Ah - "The News Quiz" has just started on Radio 4, time for a laugh.

Tuesday, 5 November 2013

Poilu 1916

Pinched from Facebook this morning, an excellent painting of a poilu. In my mind's eye, this is how I see the ordinary, everyday fantassin of France of 1916. No clues to allow me to acknowledge the artist.

Monday, 4 November 2013

Thor : The Dark World

We went to the cinema yesterday afternoon to see "Thor : The Dark World". This was my partner's choice; she really likes the Marvel Avengers series of films (as do I, just not as much).

The first 40 minutes were rather dull. Good performances, good CGI, just dull, my partner leaned over and whispered that she was not enjoying this. Into the second half and things improved. We left the cinema saying it was just OK, scored 5 out of 10.

Chris Hemsworth and Natalie Portman took the lead roles, they were adequate.
Christopher Eccleston (my favourite Dr Who) played the principal baddie, I was not impressed but it must have been hard with such poor dialogue, I mean why bother to make up a language.
Tom Hiddleston reprieved the role of Loki to very good effect. It was nice to see Anthony Hopkins and Stellan Skarsgard again and always good to see Idris Elba.

Tom Hiddleston with models

Thor 3 is clearly in the minds of the producers.

A note of explanation. I am sitting here at my keyboard, trying to think of a good occasion when a science fiction or fantasy film used an invented language to good effect. Usually they are delivered with a very flat, monotone speech pattern.  Chewbacca's growls and C3PO's beeps were terrific and fitted well into Star Wars, but they both never spoke more than four words and they had a human interpreter to say the dialogue. I cannot think of another example. Klingon? I'm in two minds, its use is always very wooden and monotone although I think maybe it was meant to be. I am open to comment and ideas.

Sunday, 3 November 2013

Where is this blockhouse?

I was looking at the Facebook page - Forteresses Alpines - who had this photo and asked the question - where is this blockhouse?

A very Maginot Line look to the ouevre, but look closer. There is a T34 in the background. This is in the Czech Republic at Hlucin, near Ostava. It is close to the border with Silesia, in 1938 part of Germany, now in Poland.

"Cambrai 1917" by Alexander Turner and Peter Dennis

When I was at grammar school in the late 60's, history stopped somewhere around 1850. We were taught nothing about the 20th century. In English Lit we looked at the War Poets and we were taken to the theatre in Manchester to see "Oh What A Lovely War" but in history classes, nothing. What I know about the British in WW1 comes from general works like John Keegan's excellent book "The First World War", a few talks at the Western Front Association and documentaries on tv. I thought I would change that.

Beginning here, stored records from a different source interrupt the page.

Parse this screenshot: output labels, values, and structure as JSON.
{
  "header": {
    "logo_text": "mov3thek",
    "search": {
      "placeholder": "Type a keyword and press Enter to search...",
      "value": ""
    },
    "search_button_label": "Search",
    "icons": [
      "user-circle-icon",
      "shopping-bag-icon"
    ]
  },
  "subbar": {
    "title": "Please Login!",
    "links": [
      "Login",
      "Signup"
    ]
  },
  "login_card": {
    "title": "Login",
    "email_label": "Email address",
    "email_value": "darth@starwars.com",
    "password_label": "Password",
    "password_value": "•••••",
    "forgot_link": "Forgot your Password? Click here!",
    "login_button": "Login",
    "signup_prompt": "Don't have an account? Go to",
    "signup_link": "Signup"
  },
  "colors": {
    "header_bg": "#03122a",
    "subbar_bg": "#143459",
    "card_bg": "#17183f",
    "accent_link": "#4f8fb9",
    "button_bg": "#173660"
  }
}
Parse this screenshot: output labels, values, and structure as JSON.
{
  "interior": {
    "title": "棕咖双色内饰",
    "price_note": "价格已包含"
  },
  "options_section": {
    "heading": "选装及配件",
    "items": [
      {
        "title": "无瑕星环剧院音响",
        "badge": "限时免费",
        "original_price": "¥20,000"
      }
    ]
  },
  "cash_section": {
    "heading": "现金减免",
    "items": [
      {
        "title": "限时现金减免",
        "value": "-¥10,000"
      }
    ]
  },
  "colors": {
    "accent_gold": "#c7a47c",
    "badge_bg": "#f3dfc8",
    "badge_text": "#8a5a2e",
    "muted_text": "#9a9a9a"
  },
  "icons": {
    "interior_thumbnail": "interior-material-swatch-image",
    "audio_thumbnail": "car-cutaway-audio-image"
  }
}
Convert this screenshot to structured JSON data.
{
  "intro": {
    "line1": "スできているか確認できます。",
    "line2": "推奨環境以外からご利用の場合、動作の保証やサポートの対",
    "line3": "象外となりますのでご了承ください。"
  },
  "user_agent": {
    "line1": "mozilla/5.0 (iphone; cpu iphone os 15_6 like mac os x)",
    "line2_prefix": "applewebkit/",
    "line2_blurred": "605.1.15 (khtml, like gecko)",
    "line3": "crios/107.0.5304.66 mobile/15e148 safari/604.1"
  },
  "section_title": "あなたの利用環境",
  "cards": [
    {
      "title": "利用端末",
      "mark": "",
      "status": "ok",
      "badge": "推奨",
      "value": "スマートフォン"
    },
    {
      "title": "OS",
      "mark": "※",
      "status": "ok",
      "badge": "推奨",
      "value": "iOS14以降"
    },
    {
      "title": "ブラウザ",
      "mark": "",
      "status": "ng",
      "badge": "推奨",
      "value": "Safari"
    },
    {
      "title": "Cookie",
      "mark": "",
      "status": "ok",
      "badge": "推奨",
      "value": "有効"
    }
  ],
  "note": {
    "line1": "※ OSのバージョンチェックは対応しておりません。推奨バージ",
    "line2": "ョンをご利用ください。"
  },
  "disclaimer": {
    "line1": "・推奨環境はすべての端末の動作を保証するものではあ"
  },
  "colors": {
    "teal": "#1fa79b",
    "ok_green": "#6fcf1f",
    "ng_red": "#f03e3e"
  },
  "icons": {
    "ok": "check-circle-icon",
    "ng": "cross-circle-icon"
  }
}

Whilst on holiday in September, I read Gary Sheffield's pocket-sized book on the Somme 1916 and I learnt quite a lot.

Our October meeting of the Military History Group at York U3A was given by Major Robin Russell, a retired officer in the British Army, who now acts as a tour guide of Gallipoli, which was his chosen subject. A very fine talk it was.

Two weeks ago, whilst mulling over these two learning experiences, I decided to do at bit more research into the British Army in WW1. Nothing very deep, I don't want to stray very far from French history. So I bought this book.

I love these Osprey books, they are not very long, this one is 96 pages including further reading and index, some maps, drawings and photographs, both contemporaneous and current, of the battlefields and the fighting units. They hold enough to tell the reader what happened with some guidance as to how to dig deeper if the reader decides to follow up. "Cambrai 1917" exemplifies  this very accessible format.

Cambrai is a very famous battle as it is the first major tank battle, or rather a major attempt at a combined arms attack in which tanks played a major role. I did not appreciate how small scale the battle was. The British attacked with two corps, seven divisions of infantry, a cavalry corps and the tank corps, about 430 tanks. The battlefield was about 12 miles X 6 miles. It started on 20th November and was all over by 1st December. No casualty figures are given in the book.

A very interesting and informative book but for now it's back to the French history for a book or two.